Who should receive antiviral therapy for hepatitis C virus infection?
Current treatment options are imperfect (see below). Patients with HCV infection should discuss treatment options with a physician who is experienced in treating the disease. Treatment is recommended in patients at increased risk for cirrhosis unless there are reasons that would make treatment unsafe. According to the National Institutes of Health (NIH) persons at increased risk for cirrhosis would include those with HCV infection and:
- Persistent elevation of ALT (alanine aminotransferase, a liver enzyme in the blood)
- High levels of HCV RNA in the blood
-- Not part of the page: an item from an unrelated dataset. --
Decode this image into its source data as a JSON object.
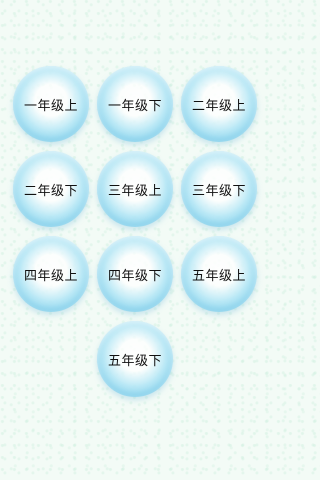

- Evidence of early fibrosis (scarring) or moderate inflammation and injury of liver cells on liver biopsy
The NIH also recommends treatment for patients who are co-infected with HCV and HIV, because these patients have a more rapid course of liver injury.
These are general guidelines. Patients and providers may decide that treatment is needed for other reasons. For example, HCV infection may cause cryoglobulinemia. (See above.) Persistent cryoglobulinemia may be a reason for treating hepatitis C. Newer therapies may be offered to selected patients in research settings.
Individuals who should not be treated with antiviral therapy include those who are unable to comply with the treatment schedule, have reasons that may make treatment unsafe (for example, allergy to the medications), have received a solid organ transplant, are pregnant or unwilling to practice adequate contraception during treatment, or who have reversible serious untreated conditions such as unstable heart disease, uncontrolled high blood pressure, or untreated major depression.
Patients with unstable (decompensated) cirrhosis are at high risk for complications for treatment and usually do not receive medical treatment except in research settings. Fundamentally, the decision regarding antiviral therapy in chronic HCV infection should be tailored to the individual patient with careful consideration of the risks and benefits.
All patients with HCV should be vaccinated against hepatitis B and hepatitis A. They also should be counseled on measures to prevent the spread of HCV and eliminating alcohol use. Finally, risk behaviors for HCV overlap with those of HIV, and all patients with HCV should be tested for HIV.
Viewers share their comments
Find out what women really need.